* **TASK INSTRUCTIONS**
Work out how many lines in the data include the string "battery"; reply with that number alone.

* **SUPPLIED RECORDS**
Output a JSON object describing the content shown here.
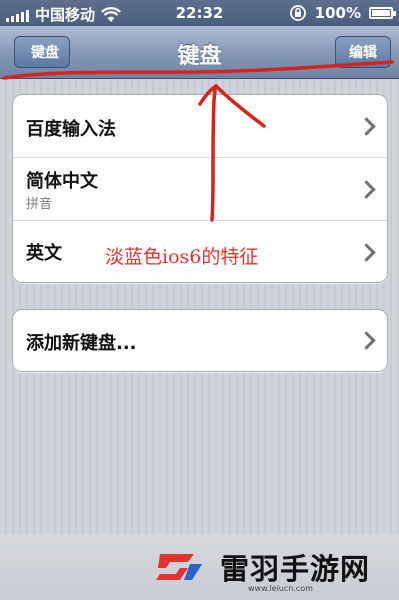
{
  "statusbar": {
    "carrier": "中国移动",
    "time": "22:32",
    "battery": "100%"
  },
  "navbar": {
    "back_label": "键盘",
    "title": "键盘",
    "edit_label": "编辑"
  },
  "keyboards": [
    {
      "label": "百度输入法",
      "sublabel": ""
    },
    {
      "label": "简体中文",
      "sublabel": "拼音"
    },
    {
      "label": "英文",
      "sublabel": ""
    }
  ],
  "add_keyboard": {
    "label": "添加新键盘..."
  },
  "annotation": {
    "text": "淡蓝色ios6的特征",
    "color": "#e0342e"
  },
  "watermark": {
    "name": "雷羽手游网",
    "url": "www.leiucn.com"
  },
  "icons": [
    "signal-icon",
    "wifi-icon",
    "rotation-lock-icon",
    "battery-icon",
    "chevron-right-icon"
  ]
}
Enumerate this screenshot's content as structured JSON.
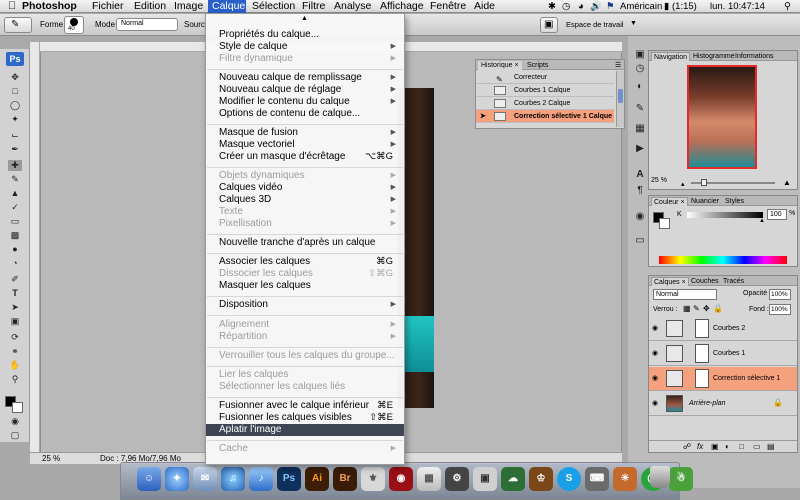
{
  "menubar": {
    "apple": "",
    "app": "Photoshop",
    "menus": [
      "Fichier",
      "Edition",
      "Image",
      "Calque",
      "Sélection",
      "Filtre",
      "Analyse",
      "Affichage",
      "Fenêtre",
      "Aide"
    ],
    "active_menu": "Calque",
    "status": {
      "input_source": "Américain",
      "battery": "(1:15)",
      "clock": "lun. 10:47:14"
    }
  },
  "options_bar": {
    "forme_label": "Forme :",
    "brush_size": "40",
    "mode_label": "Mode :",
    "mode_value": "Normal",
    "source_label": "Source",
    "workspace_label": "Espace de travail"
  },
  "calque_menu": {
    "items": [
      {
        "label": "Propriétés du calque...",
        "enabled": true
      },
      {
        "label": "Style de calque",
        "enabled": true,
        "submenu": true
      },
      {
        "label": "Filtre dynamique",
        "enabled": false,
        "submenu": true
      },
      {
        "label": "Nouveau calque de remplissage",
        "enabled": true,
        "submenu": true
      },
      {
        "label": "Nouveau calque de réglage",
        "enabled": true,
        "submenu": true
      },
      {
        "label": "Modifier le contenu du calque",
        "enabled": true,
        "submenu": true
      },
      {
        "label": "Options de contenu de calque...",
        "enabled": true
      },
      {
        "label": "Masque de fusion",
        "enabled": true,
        "submenu": true
      },
      {
        "label": "Masque vectoriel",
        "enabled": true,
        "submenu": true
      },
      {
        "label": "Créer un masque d'écrêtage",
        "enabled": true,
        "shortcut": "⌥⌘G"
      },
      {
        "label": "Objets dynamiques",
        "enabled": false,
        "submenu": true
      },
      {
        "label": "Calques vidéo",
        "enabled": true,
        "submenu": true
      },
      {
        "label": "Calques 3D",
        "enabled": true,
        "submenu": true
      },
      {
        "label": "Texte",
        "enabled": false,
        "submenu": true
      },
      {
        "label": "Pixellisation",
        "enabled": false,
        "submenu": true
      },
      {
        "label": "Nouvelle tranche d'après un calque",
        "enabled": true
      },
      {
        "label": "Associer les calques",
        "enabled": true,
        "shortcut": "⌘G"
      },
      {
        "label": "Dissocier les calques",
        "enabled": false,
        "shortcut": "⇧⌘G"
      },
      {
        "label": "Masquer les calques",
        "enabled": true
      },
      {
        "label": "Disposition",
        "enabled": true,
        "submenu": true
      },
      {
        "label": "Alignement",
        "enabled": false,
        "submenu": true
      },
      {
        "label": "Répartition",
        "enabled": false,
        "submenu": true
      },
      {
        "label": "Verrouiller tous les calques du groupe...",
        "enabled": false
      },
      {
        "label": "Lier les calques",
        "enabled": false
      },
      {
        "label": "Sélectionner les calques liés",
        "enabled": false
      },
      {
        "label": "Fusionner avec le calque inférieur",
        "enabled": true,
        "shortcut": "⌘E"
      },
      {
        "label": "Fusionner les calques visibles",
        "enabled": true,
        "shortcut": "⇧⌘E"
      },
      {
        "label": "Aplatir l'image",
        "enabled": true,
        "highlighted": true
      },
      {
        "label": "Cache",
        "enabled": false,
        "submenu": true
      }
    ]
  },
  "history_panel": {
    "tabs": [
      "Historique",
      "Scripts"
    ],
    "rows": [
      "Correcteur",
      "Courbes 1 Calque",
      "Courbes 2 Calque",
      "Correction sélective 1 Calque"
    ],
    "selected_row": "Correction sélective 1 Calque"
  },
  "navigation_panel": {
    "tabs": [
      "Navigation",
      "Histogramme",
      "Informations"
    ],
    "zoom": "25 %"
  },
  "color_panel": {
    "tabs": [
      "Couleur",
      "Nuancier",
      "Styles"
    ],
    "channel": "K",
    "value": "100",
    "unit": "%"
  },
  "layers_panel": {
    "tabs": [
      "Calques",
      "Couches",
      "Tracés"
    ],
    "blend_mode": "Normal",
    "opacity_label": "Opacité :",
    "opacity_value": "100%",
    "lock_label": "Verrou :",
    "fill_label": "Fond :",
    "fill_value": "100%",
    "layers": [
      {
        "name": "Courbes 2",
        "selected": false
      },
      {
        "name": "Courbes 1",
        "selected": false
      },
      {
        "name": "Correction sélective 1",
        "selected": true
      },
      {
        "name": "Arrière-plan",
        "selected": false
      }
    ],
    "footer_icons": [
      "link-icon",
      "fx-icon",
      "mask-icon",
      "adjustment-icon",
      "folder-icon",
      "new-layer-icon",
      "trash-icon"
    ]
  },
  "document": {
    "zoom": "25 %",
    "doc_info": "Doc : 7,96 Mo/7,96 Mo"
  },
  "dock": {
    "apps": [
      "Finder",
      "Safari",
      "Mail",
      "iTunes",
      "Photoshop",
      "Illustrator",
      "Bridge",
      "Plans",
      "Calendrier",
      "Photo Booth",
      "Aperçu",
      "Préférences",
      "Skype",
      "Activité",
      "Chrome",
      "Transmission",
      "Corbeille"
    ]
  },
  "colors": {
    "menu_highlight": "#3d4452",
    "menubar_active": "#2a60c8",
    "selected_layer": "#f5a17e",
    "nav_frame": "#e52a2a"
  }
}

* **REPLY TO THE TASK**
3